Or he tried to. But nothing happened. He didn't go anywhere. He sensed the threads, felt their warp and weft, but his human reflection refused to yield. The steel of the sword had pinned him in the world.
The Lutawan officer brought his horse to a skidding stop and vaulted from the saddle. Smoke grabbed for the hilt of the sword--he had to pull it out!--but he couldn't reach it. The officer drew a long knife from a sheath at his waist--and Smoke did the only thing he could think to do. He wrenched his body down and to the side, letting the sword cut itself free. Hot blood cascaded over his back and chest. "Hauntén demon!" the southerner swore as Smoke dodged the first thrust of his knife--and then Smoke slipped away.
Nothing about him ever changed when he ran the threads, so he didn't bleed out even though it was some long time later when he reached Samerhen. He went straight to his sister Tayval where she was reading in her room, and collapsed in a bloody heap on her carpet.
She saved his life, pinching the threads that underlay his body and stemming the flow of blood. Afterward it took her many hours to suture his severed muscles and sew his skin closed.
He learned later the officer's name was Nedgalvin. Chieftain Rennish had lost one-quarter of her troops that night, before calling a retreat.
On the next morning Ketty woke abruptly. Lurching to her feet, she stepped past Smoke, stumbled to the door, yanked it open, and took two steps in her bare feet before falling to her hands and knees in the fresh snow. She retched up bile and a remnant of supper.
Afterward she was tired, but in the afternoon she was smiling again and she ate some soup. The next morning, though, her illness returned.
That night Smoke lay awake beside her, fearing and fretting that a winter sickness had found her. Such spirits could bide where they were not wanted, slowly eating away the sweetness of life, leaving only a wasted husk where once a laughing person had been.
He resolved to hunt the consuming spirit, but when he felt the threads it was not sickness he discovered but something small and far sweeter. "Ketty," he whispered. Then he kissed her cheek and gently squeezed her shoulder. "Ketty, wake up."
She stirred and looked at him in the fire's light, her gaze puzzled.
He set his hand--very gently--against her belly. "It's a magical thing. There's a baby here, growing inside you."
She set her hand over his. "Are you happy?"
"I don't know how such a thing could be."
A puzzled note entered her voice. "Do you not?"
"That's not what I meant."
"But are you happy? I was afraid you'd be angry."
"Angry? Why would I be?"
"I don't know. I mean, it's the way of the world that we should have children together . . . don't you think?"
"I think it's a magical thing."
"Then you're happy?"
"I think so . . . Ketty, you already knew?"
"It is the way of the world, my love.
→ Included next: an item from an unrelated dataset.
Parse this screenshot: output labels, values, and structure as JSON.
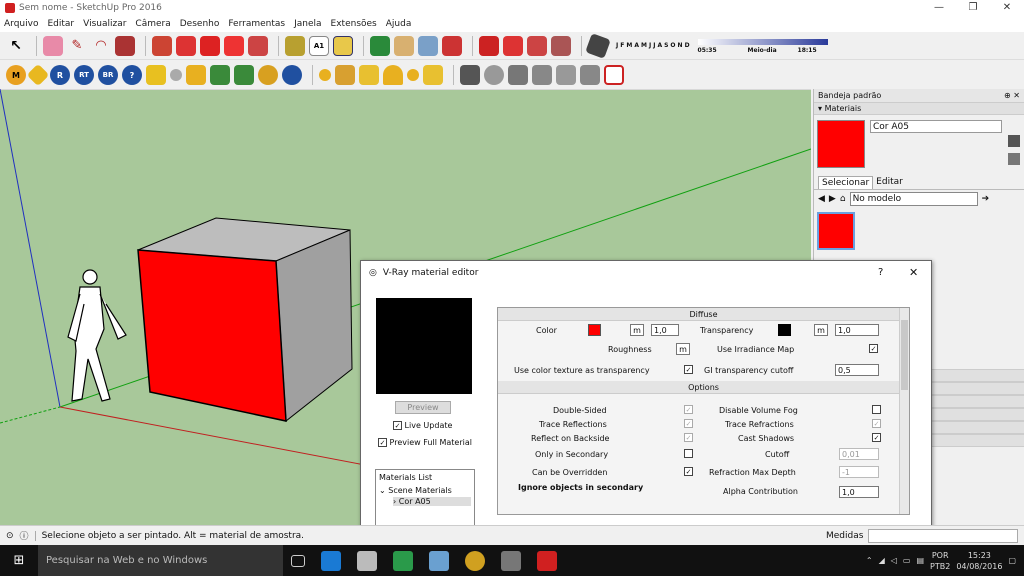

Why are you surprised?"
The Bidden are a mixture of Hauntén and human. It's an unnatural blend and our children are rare. My father, the Trenchant Dehan, was the only child of his generation. He loved and married a Koráyos woman who safely bore twin daughters, but died in agony giving birth to my brother, Smoke.
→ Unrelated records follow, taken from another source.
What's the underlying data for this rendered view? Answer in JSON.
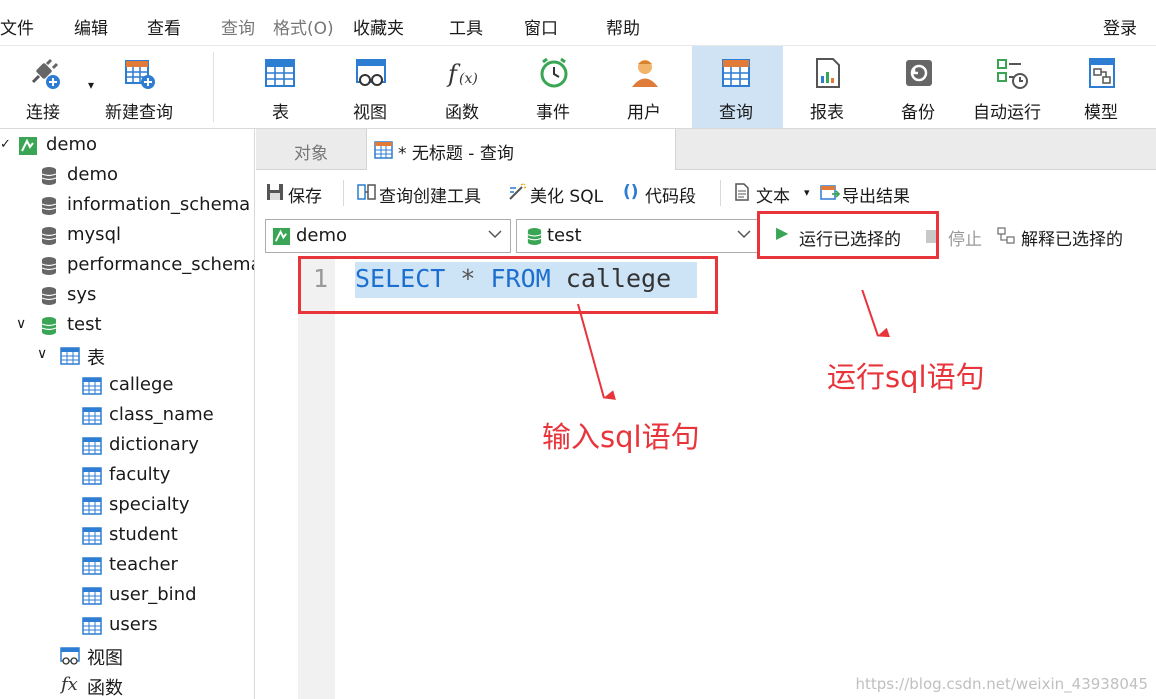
{
  "menubar": {
    "items": [
      "文件",
      "编辑",
      "查看",
      "查询",
      "格式(O)",
      "收藏夹",
      "工具",
      "窗口",
      "帮助"
    ],
    "login": "登录"
  },
  "toolbar": {
    "connect": "连接",
    "new_query": "新建查询",
    "table": "表",
    "view": "视图",
    "function": "函数",
    "event": "事件",
    "user": "用户",
    "query": "查询",
    "report": "报表",
    "backup": "备份",
    "autorun": "自动运行",
    "model": "模型"
  },
  "sidebar": {
    "root": "demo",
    "databases": [
      "demo",
      "information_schema",
      "mysql",
      "performance_schema",
      "sys",
      "test"
    ],
    "tables_folder": "表",
    "tables": [
      "callege",
      "class_name",
      "dictionary",
      "faculty",
      "specialty",
      "student",
      "teacher",
      "user_bind",
      "users"
    ],
    "views_folder": "视图",
    "functions_folder": "函数"
  },
  "tabs": {
    "objects": "对象",
    "query_tab": "* 无标题 - 查询"
  },
  "query_toolbar": {
    "save": "保存",
    "builder": "查询创建工具",
    "beautify": "美化 SQL",
    "snippet": "代码段",
    "text": "文本",
    "export": "导出结果"
  },
  "selectors": {
    "connection": "demo",
    "database": "test"
  },
  "run_bar": {
    "run_selected": "运行已选择的",
    "stop": "停止",
    "explain": "解释已选择的"
  },
  "editor": {
    "line_number": "1",
    "sql_select": "SELECT",
    "sql_star": "*",
    "sql_from": "FROM",
    "sql_table": "callege"
  },
  "annotations": {
    "run_label": "运行sql语句",
    "input_label": "输入sql语句",
    "color": "#e8343b"
  },
  "watermark": "https://blog.csdn.net/weixin_43938045"
}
My father tries to find a new wife. He's had many lovers, but none that suit him.
I and my sister have enjoyed many lovers too.
But it seems our kind must be in love to conceive a child--a deeply inconvenient prerequisite, I must say.